Nearly 20 organizations, including Jewish Voice for Peace Twin Cities and IfNotNow MN, have signed on to a proposed Minneapolis City Council resolution in support of a permanent ceasefire between Israel and Hamas, supporting Palestinian human rights, and “urgently needed humanitarian aid.”
The resolution, authored by Minneapolis City Council Member Robin Wonsley and signed on to by Councilmembers Aisha Chughtai, Aurin Choudhury, Jeremiah Ellison, Elliot Payne, Jason Chavez and Katie Cashman, will be introduced Monday, Jan. 8 at the first city council meeting of the year.
The resolution is in response to Israel’s retaliatory strikes on Hamas, the Iranian-backed terrorist group that killed more than 1,200 Israelis and kidnapped nearly 250 on Oct. 7, 2023.
At a Friday morning press conference, Choudhury and Chughtai were joined by multifaith, multireligious coalition of supporters.
“It is with great reverence that I call on our City Council to pass this resolution in support of a permanent ceasefire and Palestinian human rights,” said Rabbi Jessica Rosenberg, an organizer with JVP and a member of the group Rabbis for Ceasefire. “With these words, with this resolution, we join a growing number of cities who are putting pen to paper and saying ‘ceasefire now.’
“A majority of our city council members have indicated support for this resolution. You will find a moral document a call to tell the truth about what’s happening in Gaza and Israel.”
However, the final draft of the resolution wasn’t made available to the media or public before publication, and Mayor Jacob Frey, who held his own news conference Friday afternoon, didn’t know what the resolution said.
“Rather than talking with me as a mayor or me as a Jew, it was left to be discussed in a press conference,” said Frey, who is the second Jewish mayor of Minneapolis. “I have seen a few tidbits and my concern is any resolution is any message that picks and chooses what history to follow and what history to ignore. It picks and chooses what people to make victims, and then who else to demonize.”
“Issues that are as important as this with this kind of magnitude and scope, as Mayor — regardless of my faith or background — expect to be consulted. But even more so as a Jew.”
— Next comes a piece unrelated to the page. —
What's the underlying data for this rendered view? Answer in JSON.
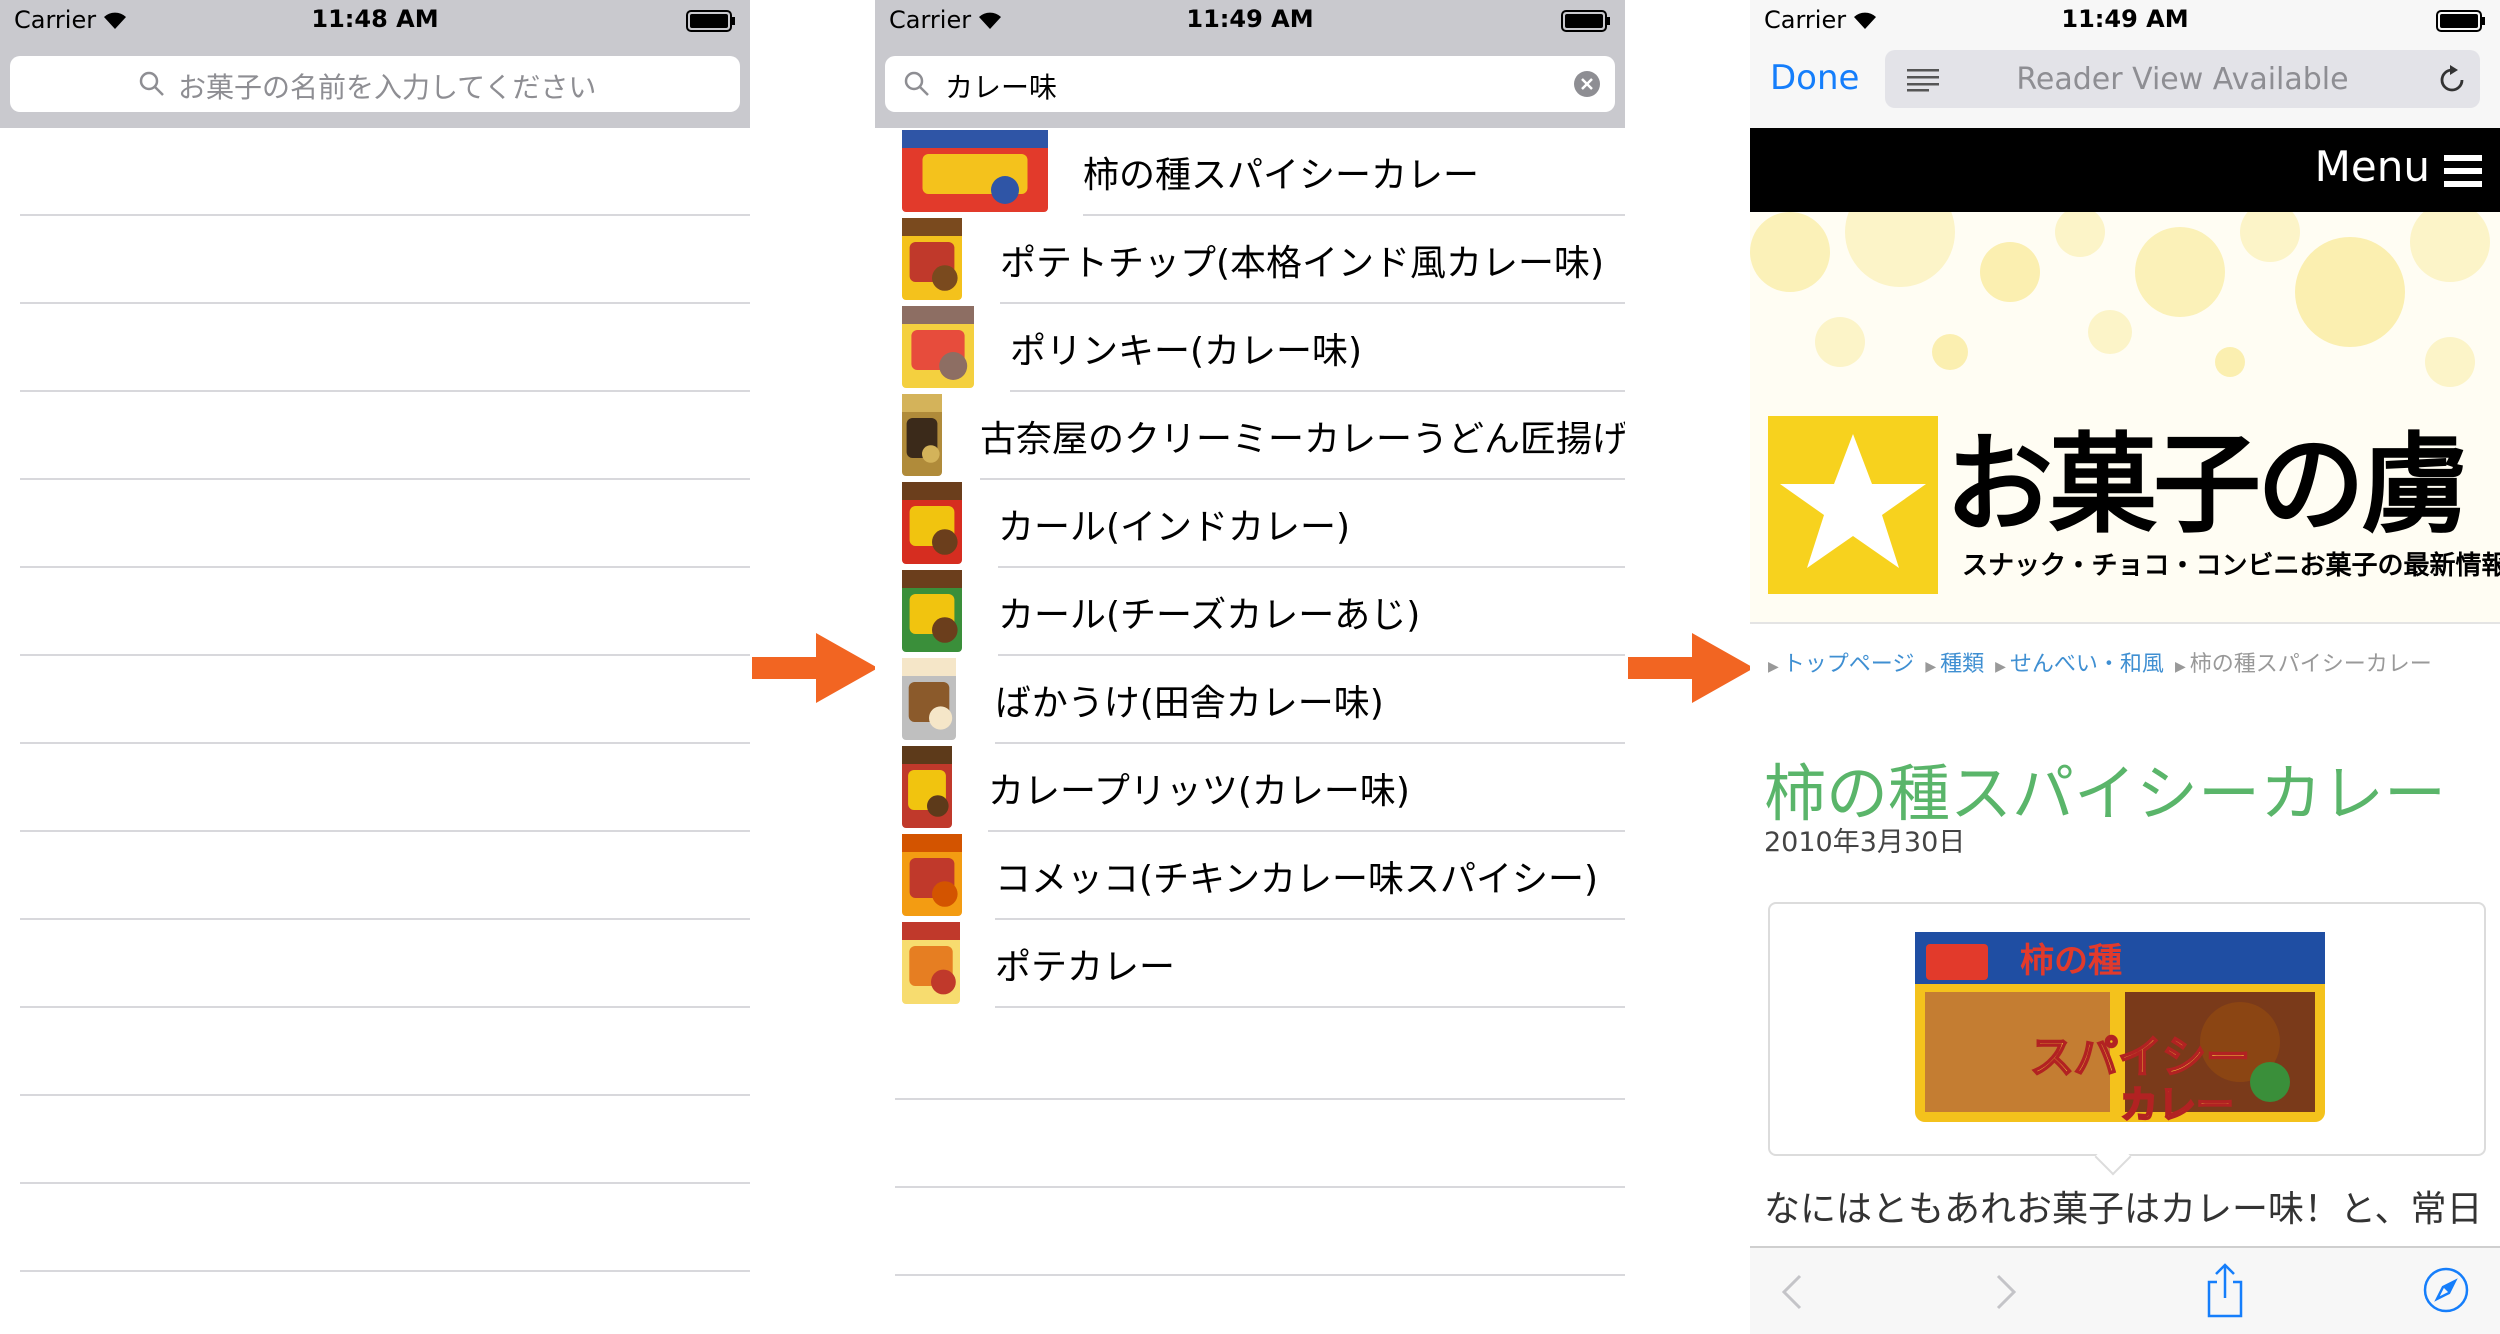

Frey, who spoke with Steve Hunegs, the executive director of the Jewish Community Relations Council of Minnesota and the Dakotas, Temple Israel Rabbi Marcia Zimmerman, and local community member Iola Kostrzewski, said there are resolutions that he would support, including one calling for an end to atrocities, supporting Palestinian and Israel citizens, and calling for a return of hostages.
“It is not mutually exclusive to be both pro-Israel and pro-Palestine,” Frey said. “You can be supportive of the State of Israel and simultaneously disagree adamantly with the administration that is running the government.”
Chughtai and Choudhury said that their resolution does call for a return of hostages.
“We believe that ceasefire is an important and necessary step to ensure the safety and release and return of all remaining hostages,” Choudhury said.
Hunegs said that the speakers at the earlier press conference did not mention Hamas.
“This is the organization whose charter calls for the eradication of Israel, killing the Jews,” Hunegs said. “They are the ones that perpetrated the massacre on October 7.”
At the first press conference, several speakers, including Rosenberg and Council on American Islamic Relations Minnesota Executive Director Jaylani Hussein, called Israel’s attack on Hamas in Gaza a genocide. Hunegs said that was shameful.
“One can argue with the tactics and the strategy of Israel…or the IDF,” Hunegs said. “One cannot assert with any sort of straight face that Israel is out to destroy the Palestinian people. Quite the opposite.
“Do terrible things happen? Yes. Will Israel admit when they’re wrong? I hope so. But the bottom line is, an accusation of genocide against Israel is wrong, it’s blood libel, and on top of everything else, turns fact in history and its head when you’re talking about Hamas, whose own charter affirms that its goal is to destroy Israel, as well as the Jewish people.”
Both Zimmerman and Frey mentioned how this resolution – likely the first that the newly elected city council works on – does nothing to fix some of the real issues the city is facing.
“I have spoken about homelessness and hunger, religious diversity and interfaith dialogue, all to support the city I love,” Zimmerman said. “I am distressed and disappointed to hear about this resolution. From my vantage point, we have enough work here. I look forward to partnering to stop car break-ins when my congregants come to worship and to learn, to fighting gun violence that is ravaging our city to fight real and find real solutions to the crisis of homelessness and hunger in our city. There are real emergencies right here that need press conferences, resolutions and coalitions. we are proud to be part of the city, and there is a lot of work to be done. I look forward to doing that work with our city council.”